Further entrepreneurship theory process and practice 9th edition pdf free is available here. An earlier version of this paper was presented at the National Academy of Management Meeting in Boston on August 12, 1997. The authors gratefully acknowledge the contributions of Professor Jan Luytjes who was instrumental in initiating the cross-national collaborative team that gathered the data used in the project.

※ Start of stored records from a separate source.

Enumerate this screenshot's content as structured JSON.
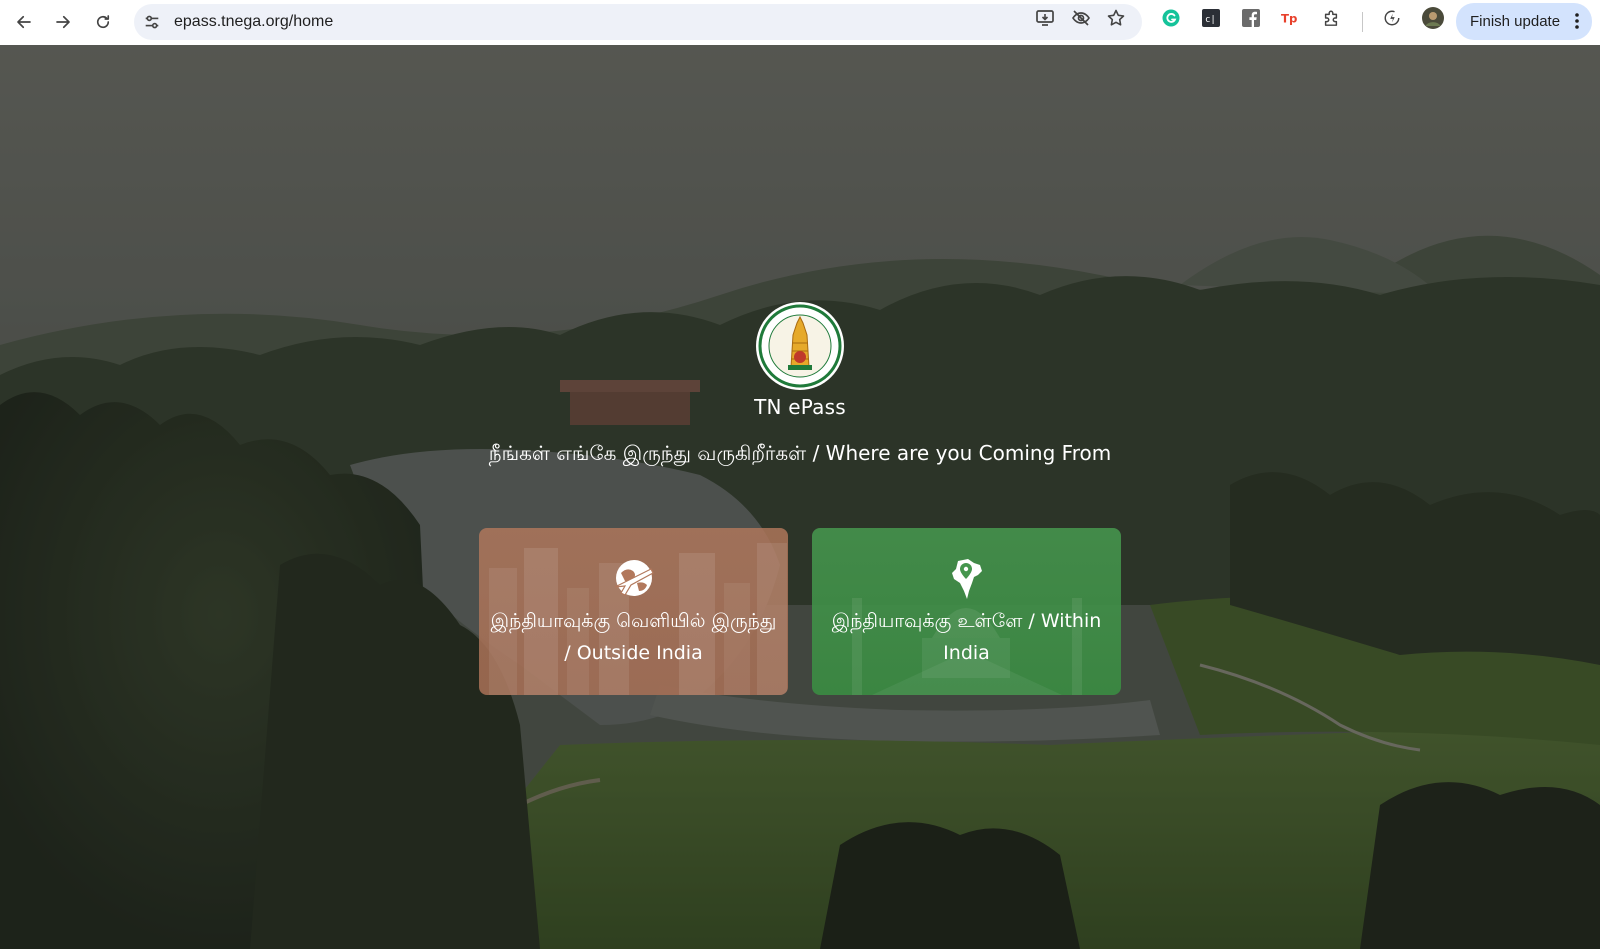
{
  "browser": {
    "url": "epass.tnega.org/home",
    "finish_update_label": "Finish update",
    "icons": [
      "back-arrow-icon",
      "forward-arrow-icon",
      "reload-icon",
      "site-settings-icon",
      "install-app-icon",
      "eye-off-icon",
      "bookmark-star-icon",
      "grammarly-icon",
      "colorzilla-icon",
      "facebook-icon",
      "tp-extension-icon",
      "extensions-puzzle-icon",
      "performance-icon",
      "profile-avatar-icon",
      "more-menu-icon"
    ],
    "extensions": {
      "colorzilla_text": "c|",
      "tp_text": "Tp"
    }
  },
  "page": {
    "site_title": "TN ePass",
    "question": "நீங்கள் எங்கே இருந்து வருகிறீர்கள் / Where are you Coming From",
    "options": [
      {
        "label": "இந்தியாவுக்கு வெளியில் இருந்து / Outside India",
        "icon": "globe-plane-icon",
        "color": "#b2785c"
      },
      {
        "label": "இந்தியாவுக்கு உள்ளே / Within India",
        "icon": "india-map-pin-icon",
        "color": "#46964e"
      }
    ]
  }
}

We are also grateful to our collaborators in the various countries whose effort and cooperation were essential to the completion of this study. Entrepreneurship research has identified a number of personal characteristics believed to be instrumental in motivating entrepreneurial behavior. Two frequently cited personal traits associated with entrepreneurial potential are internal locus of control and innovativeness. Internal locus of control has been one of the most studied psychological traits in entrepreneurship research, while innovative activity is explicit in Schumpeter’s description of the entrepreneur. Entrepreneurial traits have been studied extensively in the United States. However, cross-cultural studies and studies in non-U.

Thus the question is raised: do entrepreneurial traits vary systematically across cultures and if so, why? Culture, as the underlying system of values peculiar to a specific group or society, shapes the development of certain personality traits and motivates individuals in a society to engage in behaviors that may not be evident in other societies. Although Hofstede did not specify the relationship between culture and entrepreneurial activity per se, his culture dimensions are useful in identifying key aspects of culture related to the potential for entrepreneurial behavior. In this paper we offer several hypotheses about the relationship between two of Hofstede’s culture dimensions and psychological traits associated with entrepreneurial potential. We expect that an internal locus of control orientation is more prevalent in individualistic cultures than in collectivistic cultures. Likewise, we expect that an innovative orientation is more prevalent in low uncertainty avoidance cultures than in high uncertainty avoidance cultures. However, since neither internal locus of control nor innovativeness alone is sufficient to explain entrepreneurial motivation, we also hypothesize that individuals with both an internal locus of control and innovative orientation should appear more frequently in highly individualistic and low uncertainty cultures.

These hypotheses were tested on a sample of over 1,800 responses to a survey of third- and fourth-year students at universities in nine countries. Eighteen items in the survey instrument were used to construct scales for innovativeness and locus of control. Items for the innovativeness scale were adapted from the Jackson Personality Inventory while items used for the locus of control scale were adapted from Rotter’s I-E scale. The results of this exploratory study support the proposition that some cultures are more conducive for entrepreneurship than others.

In individualistic cultures we found an increased likelihood of an internal locus of control orientation. There was also support for the hypothesis that an entrepreneurial orientation, defined as internal locus of control combined with innovativeness, is more likely in individualistic, low uncertainty avoidance cultures than in collectivistic, high uncertainty avoidance cultures. Culture, it appears, may condition potential for entrepreneurship, generating differences across national and regional boundaries. This suggests that in addition to support from political, social, and business leaders, there needs to be a supportive culture to cultivate the mind and character of the potential entrepreneur.